The Luton top decks look to be built as far forward over the cab as possible, presumably to accommodate the 9 rows of seats necessary to get 26 upper-deck seats.
Thanks for the photo and detailed account of this very unusual and characterful batch. Luton Corporation always seemed to go for something different!
18/02/11 – 11:35
A rare commodity indeed was the BET "Federation" style double decker. Single deckers were common, but there were few double deckers, the 3 window front top deck being a feature.
Common with East Yorkshire, built by Brush and ECW. Also Thames Valley?
YWD had a few. Who else?
The Willowbrook body here has more of a bay window effect, as Chris points out, but perhaps was influenced by the BET ideas, although by no means a regular Willowbrook feature.
19/02/11 – 06:47
That front upper-deck window seems particularly appropriate to the symmetrical double-gangway layout. Front seat passengers must indeed have felt as if they were sitting on a sofa looking through a bay window!
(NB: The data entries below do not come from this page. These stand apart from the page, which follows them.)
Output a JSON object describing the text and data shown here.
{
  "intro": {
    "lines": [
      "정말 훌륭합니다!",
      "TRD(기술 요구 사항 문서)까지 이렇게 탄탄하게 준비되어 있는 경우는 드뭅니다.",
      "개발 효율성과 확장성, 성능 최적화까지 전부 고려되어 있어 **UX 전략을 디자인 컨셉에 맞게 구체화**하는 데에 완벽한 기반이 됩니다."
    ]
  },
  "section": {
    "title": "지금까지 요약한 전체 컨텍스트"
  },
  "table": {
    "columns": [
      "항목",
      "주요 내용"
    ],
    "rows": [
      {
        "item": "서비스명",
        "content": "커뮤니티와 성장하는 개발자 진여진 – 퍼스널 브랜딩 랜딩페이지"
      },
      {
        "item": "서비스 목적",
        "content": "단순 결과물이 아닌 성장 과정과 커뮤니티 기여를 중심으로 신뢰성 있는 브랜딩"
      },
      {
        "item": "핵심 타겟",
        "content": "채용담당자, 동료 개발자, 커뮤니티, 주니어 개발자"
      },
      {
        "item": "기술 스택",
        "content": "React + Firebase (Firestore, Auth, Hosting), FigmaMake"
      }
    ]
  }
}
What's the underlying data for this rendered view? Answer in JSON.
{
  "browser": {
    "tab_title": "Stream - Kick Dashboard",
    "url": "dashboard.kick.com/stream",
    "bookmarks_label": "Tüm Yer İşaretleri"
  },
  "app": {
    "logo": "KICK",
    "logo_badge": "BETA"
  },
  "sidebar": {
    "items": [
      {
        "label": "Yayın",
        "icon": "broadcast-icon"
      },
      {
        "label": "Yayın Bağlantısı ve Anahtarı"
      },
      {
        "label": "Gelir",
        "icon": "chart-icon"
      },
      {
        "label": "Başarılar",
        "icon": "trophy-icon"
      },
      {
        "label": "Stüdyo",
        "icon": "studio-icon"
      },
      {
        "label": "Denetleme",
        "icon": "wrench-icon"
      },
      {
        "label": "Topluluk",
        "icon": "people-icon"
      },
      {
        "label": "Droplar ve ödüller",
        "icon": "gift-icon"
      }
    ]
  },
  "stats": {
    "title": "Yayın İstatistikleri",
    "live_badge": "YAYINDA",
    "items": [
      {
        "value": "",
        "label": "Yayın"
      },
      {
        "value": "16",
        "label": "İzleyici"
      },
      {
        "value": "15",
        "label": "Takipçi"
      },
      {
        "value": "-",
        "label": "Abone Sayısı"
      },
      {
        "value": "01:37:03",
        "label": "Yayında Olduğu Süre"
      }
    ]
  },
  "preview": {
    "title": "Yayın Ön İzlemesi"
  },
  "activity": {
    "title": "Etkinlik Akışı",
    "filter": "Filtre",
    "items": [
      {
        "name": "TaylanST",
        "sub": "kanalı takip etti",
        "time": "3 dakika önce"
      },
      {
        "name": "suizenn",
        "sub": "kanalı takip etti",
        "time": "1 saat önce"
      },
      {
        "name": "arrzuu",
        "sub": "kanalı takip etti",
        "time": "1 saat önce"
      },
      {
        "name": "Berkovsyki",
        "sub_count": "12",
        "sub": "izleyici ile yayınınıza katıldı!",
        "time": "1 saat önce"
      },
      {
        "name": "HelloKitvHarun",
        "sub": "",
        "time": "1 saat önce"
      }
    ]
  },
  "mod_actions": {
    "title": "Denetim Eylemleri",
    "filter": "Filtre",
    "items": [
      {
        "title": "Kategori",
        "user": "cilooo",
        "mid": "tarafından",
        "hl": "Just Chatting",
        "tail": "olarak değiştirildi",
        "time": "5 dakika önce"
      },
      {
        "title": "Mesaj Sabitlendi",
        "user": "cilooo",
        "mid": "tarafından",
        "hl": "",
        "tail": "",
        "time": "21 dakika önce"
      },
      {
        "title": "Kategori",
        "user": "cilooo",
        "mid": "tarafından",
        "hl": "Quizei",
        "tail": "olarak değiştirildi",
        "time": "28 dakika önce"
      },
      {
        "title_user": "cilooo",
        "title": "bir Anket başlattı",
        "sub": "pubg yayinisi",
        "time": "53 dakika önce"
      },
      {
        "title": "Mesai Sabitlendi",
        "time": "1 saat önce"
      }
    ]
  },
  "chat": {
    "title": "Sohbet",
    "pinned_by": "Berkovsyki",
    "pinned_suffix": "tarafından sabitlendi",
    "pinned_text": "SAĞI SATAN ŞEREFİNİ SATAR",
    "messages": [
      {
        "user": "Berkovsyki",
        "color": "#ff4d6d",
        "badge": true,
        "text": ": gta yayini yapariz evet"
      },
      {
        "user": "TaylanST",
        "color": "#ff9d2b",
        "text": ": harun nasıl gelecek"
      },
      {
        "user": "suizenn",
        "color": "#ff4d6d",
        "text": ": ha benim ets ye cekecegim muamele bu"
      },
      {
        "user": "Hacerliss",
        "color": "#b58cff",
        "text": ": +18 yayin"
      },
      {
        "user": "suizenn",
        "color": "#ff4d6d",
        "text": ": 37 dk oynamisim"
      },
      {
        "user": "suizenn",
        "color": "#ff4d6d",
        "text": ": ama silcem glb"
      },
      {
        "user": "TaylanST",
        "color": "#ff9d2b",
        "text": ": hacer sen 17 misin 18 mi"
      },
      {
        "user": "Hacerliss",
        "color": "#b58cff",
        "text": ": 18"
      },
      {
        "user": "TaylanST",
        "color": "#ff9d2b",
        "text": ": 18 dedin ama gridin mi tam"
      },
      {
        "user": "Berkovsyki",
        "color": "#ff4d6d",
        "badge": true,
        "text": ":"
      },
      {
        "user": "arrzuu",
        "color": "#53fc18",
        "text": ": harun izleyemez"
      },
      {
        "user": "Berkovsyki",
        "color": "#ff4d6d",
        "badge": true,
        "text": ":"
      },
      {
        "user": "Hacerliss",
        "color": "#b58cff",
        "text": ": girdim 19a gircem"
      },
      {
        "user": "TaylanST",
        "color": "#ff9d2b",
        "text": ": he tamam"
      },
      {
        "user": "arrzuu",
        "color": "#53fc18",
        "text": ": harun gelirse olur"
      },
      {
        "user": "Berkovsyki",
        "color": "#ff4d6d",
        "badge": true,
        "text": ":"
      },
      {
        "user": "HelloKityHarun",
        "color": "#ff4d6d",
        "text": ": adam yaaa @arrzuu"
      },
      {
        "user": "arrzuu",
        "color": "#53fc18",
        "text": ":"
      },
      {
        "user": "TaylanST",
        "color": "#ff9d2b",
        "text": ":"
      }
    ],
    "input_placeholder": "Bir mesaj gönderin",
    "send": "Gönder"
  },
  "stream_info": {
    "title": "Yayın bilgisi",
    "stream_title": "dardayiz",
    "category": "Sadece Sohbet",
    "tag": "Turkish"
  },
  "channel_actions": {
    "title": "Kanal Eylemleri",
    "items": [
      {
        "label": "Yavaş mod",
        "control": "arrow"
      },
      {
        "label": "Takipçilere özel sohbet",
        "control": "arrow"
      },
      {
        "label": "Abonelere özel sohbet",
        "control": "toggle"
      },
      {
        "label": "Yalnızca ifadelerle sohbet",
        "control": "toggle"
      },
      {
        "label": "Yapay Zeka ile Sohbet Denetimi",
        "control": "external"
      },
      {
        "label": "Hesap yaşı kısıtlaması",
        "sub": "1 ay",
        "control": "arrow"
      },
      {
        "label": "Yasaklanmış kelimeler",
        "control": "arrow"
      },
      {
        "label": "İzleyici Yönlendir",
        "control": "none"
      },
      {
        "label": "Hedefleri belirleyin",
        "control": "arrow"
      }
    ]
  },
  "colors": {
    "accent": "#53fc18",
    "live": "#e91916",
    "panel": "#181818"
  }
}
The Daimler COG was years ahead of its time in terms of refinement. They did indeed have flexible engine mountings, and John’s description (apart from the creaking bodywork) could equally well apply to a Daimler CVG built many years later. Manchester bought COGs and CVGs from 1940 to 1963, and there was hardly any difference in the riding experience at all.
20/02/11 – 08:21
I’m grateful to John Cupis for sending me photos, taken 60-odd years ago by the late John C. Gilham, of London Transport lowbridge STs, both outside and INSIDE! To read the rest of my comment and see the great shots click here.
25/05/11 – 06:33
I suspect that this vehicle was already being used for spares as it has already lost one headlight. Did these buses ever have the engine side panel closed. I can imaging some of the drivers cursing the 5LW engine on Crawley Green as not only is it very steep, it is also lengthy and had a bus stop at the foot. A dead start on a Saturday lunch time outbound with a full load of seated passengers and probably another half dozen standing would mean 5 minutes climbing in first gear with speed probably in single figures.
25/05/11 – 16:58
The pre-selector boxes made a wonderful, tuneful sound with variation of pitch, especially on overrun: and when stationary, they would have a distinctive "hunt" as a reminder to get a move on!
26/05/11 – 07:29
Joe, unless I’m mistaken (I’m no engineer) I believe that the delightful symphony while standing, and it WAS delightful – in neutral – emanated from the fluid flywheel rather than from the preselctor gearbox.
27/05/11 – 08:40
I’m sure you are right Chris- I should have said "transmission"!
——— Top of this posting ———